Maimonides' Semicha By Consensus
Maimonides was one of the greatest scholars of the Middle Ages, and is arguably one of the most widely accepted scholars among the Jewish people since the closing of the Talmud in 500 CE. Influenced by the rationalist school of thought and generally showing a preference for a natural (as opposed to miraculous) redemption for the Jewish people, Maimonides records that it is an absolute, binding requirement of the Jewish people in every generation to set up a Sanhedrin and courts of law. Faced with the demise of classical Semicha (Biblical ordination), he tentatively proposed a rationalist solution for achieving the goal of re-establishing the highest court in Jewish tradition and reinvesting it with the same authority it had in former years.
- It appears to me that if all the sages of the Land of Israel consent to appoint dayanim (judges) and grant them semichah (ordination), they have the law of musmachim and they can judge penalty cases and are authorized to grant semichah to others .

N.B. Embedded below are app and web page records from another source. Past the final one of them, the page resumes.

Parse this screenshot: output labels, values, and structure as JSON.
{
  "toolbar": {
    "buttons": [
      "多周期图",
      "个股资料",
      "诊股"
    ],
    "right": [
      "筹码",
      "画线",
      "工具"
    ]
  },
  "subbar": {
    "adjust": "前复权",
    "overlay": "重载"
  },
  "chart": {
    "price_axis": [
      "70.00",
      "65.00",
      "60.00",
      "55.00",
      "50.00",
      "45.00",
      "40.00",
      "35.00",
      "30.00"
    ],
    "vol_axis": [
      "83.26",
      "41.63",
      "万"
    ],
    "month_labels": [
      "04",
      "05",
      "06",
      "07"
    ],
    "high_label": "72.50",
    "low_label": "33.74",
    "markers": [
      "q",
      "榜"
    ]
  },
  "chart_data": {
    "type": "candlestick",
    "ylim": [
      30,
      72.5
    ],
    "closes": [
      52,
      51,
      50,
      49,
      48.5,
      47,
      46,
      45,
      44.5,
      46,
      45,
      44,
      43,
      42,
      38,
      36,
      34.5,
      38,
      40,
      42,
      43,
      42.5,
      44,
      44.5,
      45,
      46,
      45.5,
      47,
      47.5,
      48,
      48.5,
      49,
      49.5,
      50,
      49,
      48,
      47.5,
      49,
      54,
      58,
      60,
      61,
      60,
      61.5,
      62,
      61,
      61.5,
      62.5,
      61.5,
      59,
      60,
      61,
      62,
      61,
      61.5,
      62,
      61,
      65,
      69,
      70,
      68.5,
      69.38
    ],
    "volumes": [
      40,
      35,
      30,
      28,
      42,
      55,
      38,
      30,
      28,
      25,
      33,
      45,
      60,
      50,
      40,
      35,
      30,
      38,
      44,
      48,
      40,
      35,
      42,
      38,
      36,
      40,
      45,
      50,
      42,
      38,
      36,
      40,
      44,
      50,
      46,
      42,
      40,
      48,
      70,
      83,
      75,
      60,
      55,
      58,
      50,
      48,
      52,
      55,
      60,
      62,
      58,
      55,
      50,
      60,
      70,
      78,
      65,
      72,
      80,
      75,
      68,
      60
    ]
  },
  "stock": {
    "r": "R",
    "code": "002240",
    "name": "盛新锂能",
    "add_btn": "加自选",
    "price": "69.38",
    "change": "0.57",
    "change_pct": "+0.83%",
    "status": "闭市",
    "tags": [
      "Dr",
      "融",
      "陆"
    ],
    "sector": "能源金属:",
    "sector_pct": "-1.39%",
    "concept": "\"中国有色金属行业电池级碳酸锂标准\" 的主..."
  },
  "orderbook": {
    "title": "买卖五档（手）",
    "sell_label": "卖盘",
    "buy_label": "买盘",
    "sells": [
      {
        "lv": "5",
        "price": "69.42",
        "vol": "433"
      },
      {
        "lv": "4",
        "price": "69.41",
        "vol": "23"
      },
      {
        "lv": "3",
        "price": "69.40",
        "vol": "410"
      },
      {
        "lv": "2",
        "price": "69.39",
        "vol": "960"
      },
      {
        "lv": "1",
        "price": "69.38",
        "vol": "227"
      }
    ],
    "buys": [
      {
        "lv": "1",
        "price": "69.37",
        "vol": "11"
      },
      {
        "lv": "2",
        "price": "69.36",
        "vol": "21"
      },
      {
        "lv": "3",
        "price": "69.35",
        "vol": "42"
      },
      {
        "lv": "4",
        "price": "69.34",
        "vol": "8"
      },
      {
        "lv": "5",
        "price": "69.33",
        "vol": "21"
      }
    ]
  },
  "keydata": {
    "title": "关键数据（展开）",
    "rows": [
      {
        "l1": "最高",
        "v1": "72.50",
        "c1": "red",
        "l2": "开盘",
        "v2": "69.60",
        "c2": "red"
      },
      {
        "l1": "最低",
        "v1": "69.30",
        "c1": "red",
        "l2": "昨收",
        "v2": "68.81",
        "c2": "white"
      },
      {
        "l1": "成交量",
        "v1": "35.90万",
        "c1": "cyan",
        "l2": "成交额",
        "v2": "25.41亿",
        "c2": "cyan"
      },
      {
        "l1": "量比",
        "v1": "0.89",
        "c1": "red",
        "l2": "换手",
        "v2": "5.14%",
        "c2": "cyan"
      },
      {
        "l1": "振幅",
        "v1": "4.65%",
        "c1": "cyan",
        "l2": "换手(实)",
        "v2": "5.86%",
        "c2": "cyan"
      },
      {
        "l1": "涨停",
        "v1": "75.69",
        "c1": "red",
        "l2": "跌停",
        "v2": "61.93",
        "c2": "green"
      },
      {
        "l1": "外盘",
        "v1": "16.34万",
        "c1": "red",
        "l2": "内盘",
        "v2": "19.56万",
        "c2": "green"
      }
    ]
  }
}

- If so, why did the sages bemoan semichah? So that the judgment of penalty cases wouldn't disappear from among Israel because Jews are so spread out that it's not possible to get their consent . If someone were to receive semichah from someone who already has semichah, then he does not require their consent – he may judge penalty cases for everyone since he received semichah from beis din (rabbinical court). However, this matter requires a final decision.
- (Rambam, Hilchos Sanhedrin 4:11)
The wording of this teaching is vague and tentative and leaves several points open. Firstly, it opens with "It appears to me" and ends with "this matter requires a final decision". Secondly, it is not specified what is meant by "consent". Thirdly, it leaves open as to who are "all the sages of the Land of Israel" and lastly - although not apparent here - what is really meant by the word "all". These questions led to significant debate within Rabbinic circles, from those who completely disregarded this teaching to others who differed on its meaning.
The differing interpretations gradually coalesced by the time of Yosef Karo who recorded as definitive Jewish law that ordination could be established by consensus, and accepted such ordination himself. While Rabbi Yosef Karo's magnum opus, the Shulchan Aruch, is considered the most authoritative collection of Jewish Law in use today, his views on this subject are not widely known. In general, religious Jews not familiar with his writings on the subject tend to reject outright the notion of establishing a Sanhedrin by consensus.
The matter of restoring semicha by consensus has been a matter of dispute within the orthodox community. Against the view are such authorities as the Rabbi Avraham Yeshayah Karelitz (the Chazon Ish), who quoted Rabbi David ibn abi Zimra (the Radvaz) on the subject, who in turn sided with Rabbi Levi Ibn Chaviv (the Ralbach), who based his claims on the Rabbi Moses ben Nachman (Ramban) that it is impossible to form a Sanhedrin before Moshiach, the Jewish messiah, comes.
On the other hand, authorities based on Maimonides and Rabbi Yosef Karo, author of the Shulchan Aruch, were of the opinion that semicha could be established by consensus and a Sanhedrin could be formed without waiting for Moshiach. Rabbi Yisrael of Shklov, the leading disciple of the Vilna Gaon, wrote in the name of the Gaon that there was no need to wait for Moshiach before forming a Sanhedrin. (Cf. Attempt by Rabbi Yisroel Shklover, 1830 to revive Semicha.)
Read more about this topic: Modern Attempts To Revive The Sanhedrin
Famous quotes containing the word consensus:
“A consensus politician is someone who does something that he doesnt believe is right because it keeps people quiet when he does it.”
—John Major (b. 1943)